While at the South London Branch of the National Secular Society, philosopher Bertrand Russell delivers his now-famous address "Why I Am Not a Christian."
Russell was a British mathematician and philosopher who, along with A.N. Whitehead, wrote Principia Mathematica in 1903, an important landmark in the development of logic and the philosophy of mathematics.
Russell also became well known for his principled stand on pacifism and his pointed critiques of religion and dogmatic beliefs generally.
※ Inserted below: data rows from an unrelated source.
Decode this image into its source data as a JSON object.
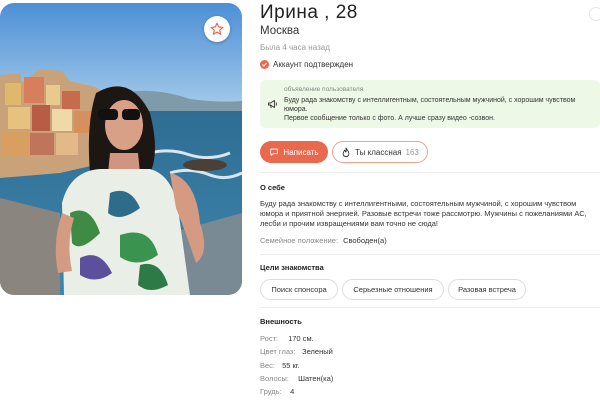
{
  "profile": {
    "name": "Ирина , 28",
    "city": "Москва",
    "last_seen": "Была 4 часа назад",
    "verified": "Аккаунт подтвержден"
  },
  "announcement": {
    "label": "объявление пользователя",
    "text": "Буду рада знакомству с интеллигентным, состоятельным мужчиной, с хорошим чувством юмора.\nПервое сообщение только с фото. А лучше сразу видео -созвон."
  },
  "actions": {
    "write_label": "Написать",
    "like_label": "Ты классная",
    "like_count": "163"
  },
  "about": {
    "title": "О себе",
    "text": "Буду рада знакомству с интеллигентными, состоятельным мужчиной, с хорошим чувством юмора и приятной энергией. Разовые встречи тоже рассмотрю. Мужчины с пожеланиями АС, лесби и прочим извращениями вам точно не сюда!",
    "marital_key": "Семейное положение:",
    "marital_value": "Свободен(а)"
  },
  "goals": {
    "title": "Цели знакомства",
    "items": [
      "Поиск спонсора",
      "Серьезные отношения",
      "Разовая встреча"
    ]
  },
  "appearance": {
    "title": "Внешность",
    "rows": [
      {
        "key": "Рост:",
        "value": "170 см."
      },
      {
        "key": "Цвет глаз:",
        "value": "Зеленый"
      },
      {
        "key": "Вес:",
        "value": "55 кг."
      },
      {
        "key": "Волосы:",
        "value": "Шатен(ка)"
      },
      {
        "key": "Грудь:",
        "value": "4"
      }
    ]
  },
  "colors": {
    "accent": "#e9694f",
    "announce_bg": "#eef8e6"
  },
  "icons": {
    "favorite": "star-icon",
    "verified": "check-icon",
    "announcement": "megaphone-icon",
    "write": "chat-bubble-icon",
    "like": "flame-icon"
  }
}
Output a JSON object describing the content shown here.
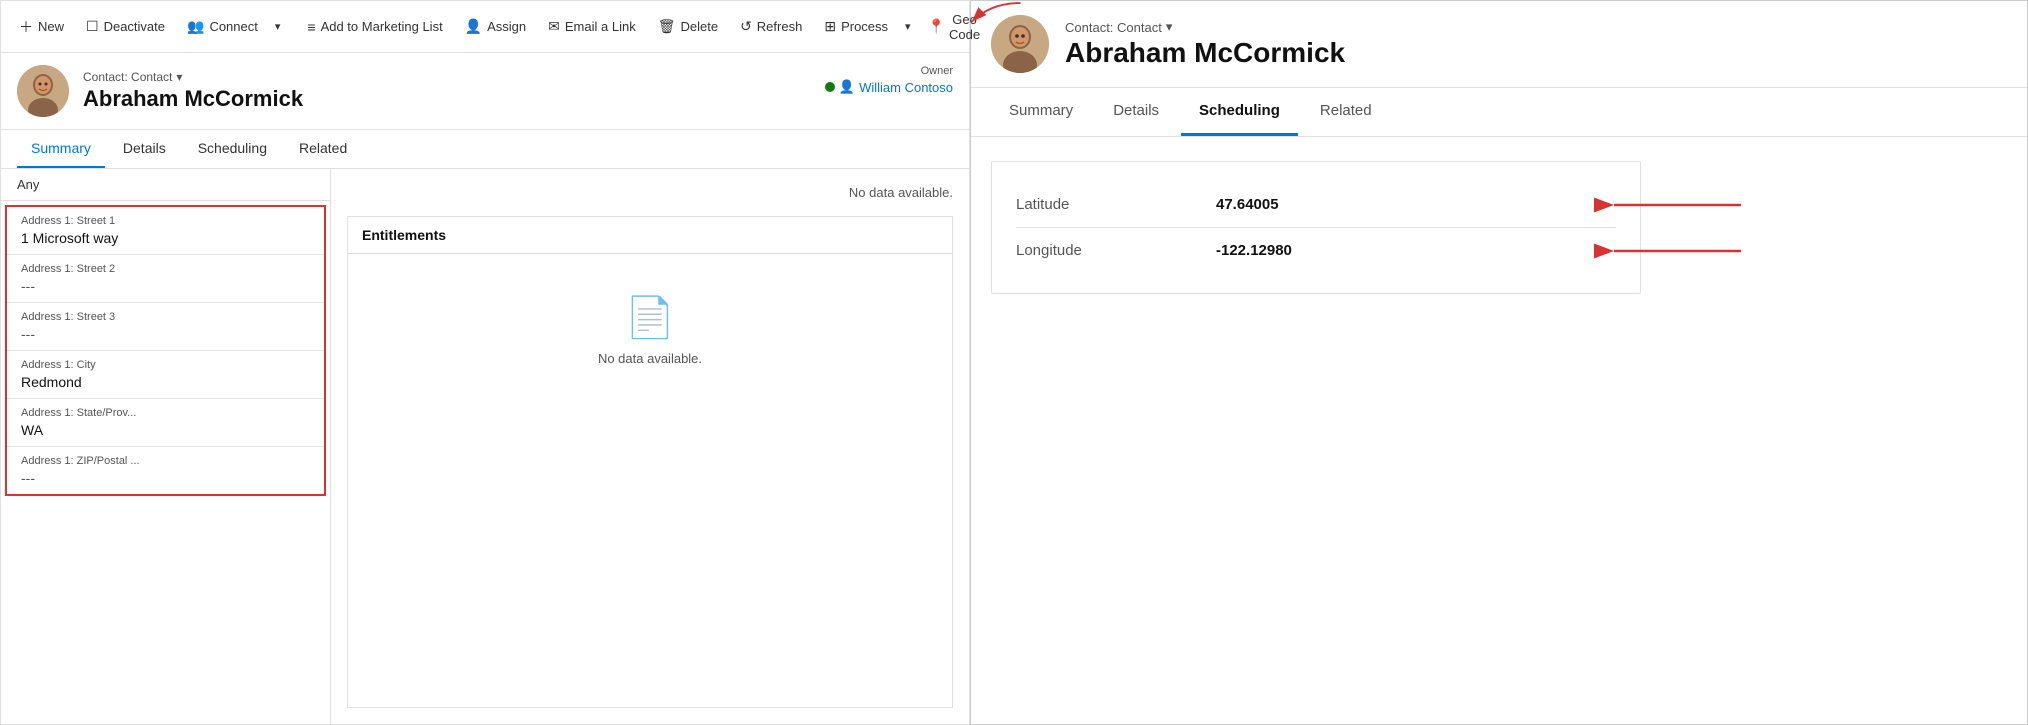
{
  "toolbar": {
    "new_label": "New",
    "deactivate_label": "Deactivate",
    "connect_label": "Connect",
    "add_marketing_label": "Add to Marketing List",
    "assign_label": "Assign",
    "email_link_label": "Email a Link",
    "delete_label": "Delete",
    "refresh_label": "Refresh",
    "process_label": "Process",
    "geocode_label": "Geo Code"
  },
  "left_panel": {
    "contact_type": "Contact: Contact",
    "contact_name": "Abraham McCormick",
    "owner_label": "Owner",
    "owner_name": "William Contoso",
    "tabs": [
      "Summary",
      "Details",
      "Scheduling",
      "Related"
    ],
    "active_tab": "Summary"
  },
  "address": {
    "section_header": "Any",
    "fields": [
      {
        "label": "Address 1: Street 1",
        "value": "1 Microsoft way"
      },
      {
        "label": "Address 1: Street 2",
        "value": "---"
      },
      {
        "label": "Address 1: Street 3",
        "value": "---"
      },
      {
        "label": "Address 1: City",
        "value": "Redmond"
      },
      {
        "label": "Address 1: State/Prov...",
        "value": "WA"
      },
      {
        "label": "Address 1: ZIP/Postal ...",
        "value": "---"
      }
    ]
  },
  "entitlements": {
    "header": "Entitlements",
    "no_data": "No data available.",
    "top_no_data": "No data available."
  },
  "right_panel": {
    "contact_type": "Contact: Contact",
    "contact_name": "Abraham McCormick",
    "tabs": [
      "Summary",
      "Details",
      "Scheduling",
      "Related"
    ],
    "active_tab": "Scheduling",
    "scheduling": {
      "latitude_label": "Latitude",
      "latitude_value": "47.64005",
      "longitude_label": "Longitude",
      "longitude_value": "-122.12980"
    }
  }
}
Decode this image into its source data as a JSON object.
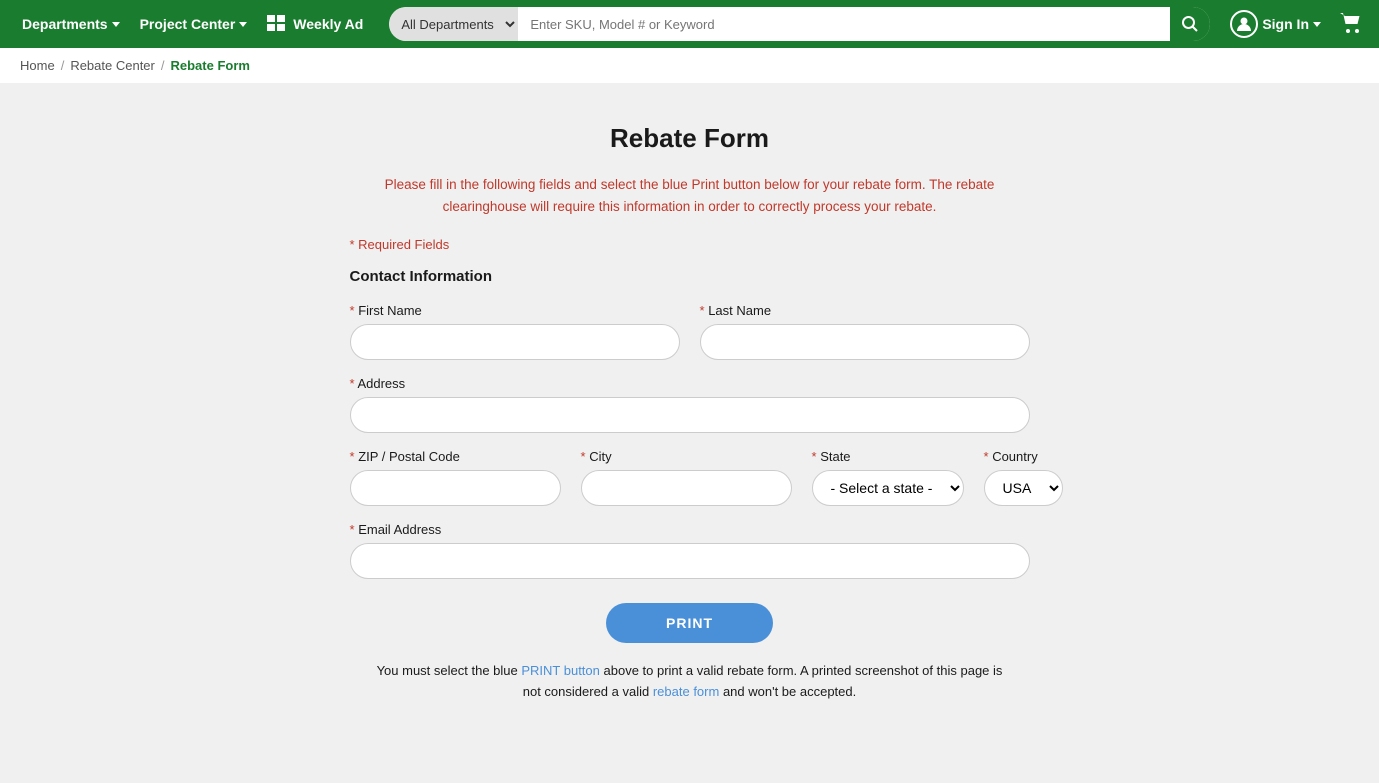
{
  "header": {
    "departments_label": "Departments",
    "project_center_label": "Project Center",
    "weekly_ad_label": "Weekly Ad",
    "search_placeholder": "Enter SKU, Model # or Keyword",
    "all_departments_label": "All Departments",
    "sign_in_label": "Sign In"
  },
  "breadcrumb": {
    "home": "Home",
    "rebate_center": "Rebate Center",
    "current": "Rebate Form"
  },
  "form": {
    "title": "Rebate Form",
    "description": "Please fill in the following fields and select the blue Print button below for your rebate form. The rebate clearinghouse will require this information in order to correctly process your rebate.",
    "required_note": "* Required Fields",
    "contact_section_title": "Contact Information",
    "first_name_label": "* First Name",
    "last_name_label": "* Last Name",
    "address_label": "* Address",
    "zip_label": "* ZIP / Postal Code",
    "city_label": "* City",
    "state_label": "* State",
    "country_label": "* Country",
    "email_label": "* Email Address",
    "state_placeholder": "- Select a state -",
    "country_default": "USA",
    "print_button": "PRINT",
    "print_note": "You must select the blue PRINT button above to print a valid rebate form. A printed screenshot of this page is not considered a valid rebate form and won't be accepted."
  }
}
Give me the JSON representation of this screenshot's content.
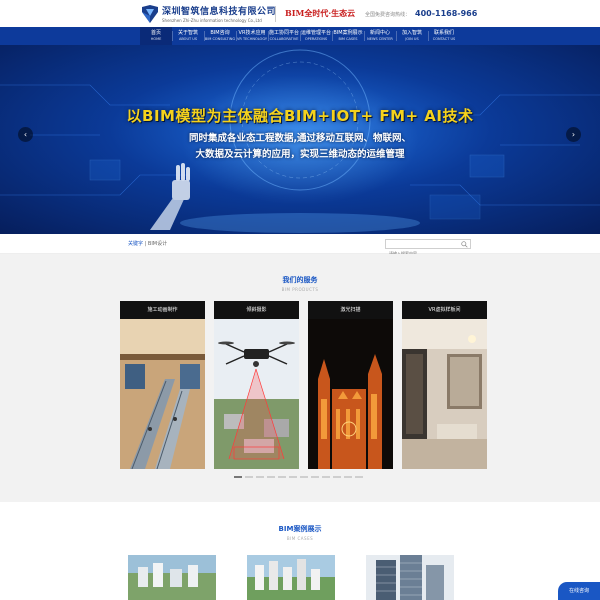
{
  "header": {
    "company_name": "深圳智筑信息科技有限公司",
    "company_name_en": "Shenzhen Zhi-Zhu information technology Co.,Ltd",
    "slogan": "BIM全时代·生态云",
    "hotline_label": "全国免费咨询热线：",
    "hotline": "400-1168-966"
  },
  "nav": {
    "items": [
      {
        "cn": "首页",
        "en": "HOME"
      },
      {
        "cn": "关于智筑",
        "en": "ABOUT US"
      },
      {
        "cn": "BIM咨询",
        "en": "BIM CONSULTING"
      },
      {
        "cn": "VR技术应用",
        "en": "VR TECHNOLOGY"
      },
      {
        "cn": "施工协同平台",
        "en": "COLLABORATIVE"
      },
      {
        "cn": "运维管理平台",
        "en": "OPERATIONS"
      },
      {
        "cn": "BIM案例展示",
        "en": "BIM CASES"
      },
      {
        "cn": "新闻中心",
        "en": "NEWS CENTER"
      },
      {
        "cn": "加入智筑",
        "en": "JOIN US"
      },
      {
        "cn": "联系我们",
        "en": "CONTACT US"
      }
    ],
    "active_index": 0
  },
  "banner": {
    "title": "以BIM模型为主体融合BIM+IOT+ FM+ AI技术",
    "line1": "同时集成各业态工程数据,通过移动互联网、物联网、",
    "line2": "大数据及云计算的应用，实现三维动态的运维管理",
    "prev_icon": "‹",
    "next_icon": "›",
    "slides": 5,
    "active_slide": 0
  },
  "breadcrumb": {
    "home": "关键字",
    "separator": " | ",
    "current": "BIM设计"
  },
  "search": {
    "placeholder": "请输入搜索内容"
  },
  "services": {
    "title": "我们的服务",
    "subtitle": "BIM PRODUCTS",
    "cards": [
      {
        "label": "施工动画制作"
      },
      {
        "label": "倾斜摄影"
      },
      {
        "label": "激光扫描"
      },
      {
        "label": "VR虚拟样板间"
      }
    ],
    "dot_count": 12,
    "active_dot": 0
  },
  "cases": {
    "title": "BIM案例展示",
    "subtitle": "BIM CASES"
  },
  "consult": {
    "label": "在线咨询"
  },
  "colors": {
    "brand_blue": "#0d3a9b",
    "link_blue": "#1a57c4",
    "banner_title": "#f5d21c",
    "slogan_red": "#c81d1d"
  }
}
He was imprisoned, fined, lost his teaching post at Cambridge when he condemned both sides during World War I. His critiques of religion and his advocacy of sexual freedom caused him to lose a teaching appointment to the City College of New York.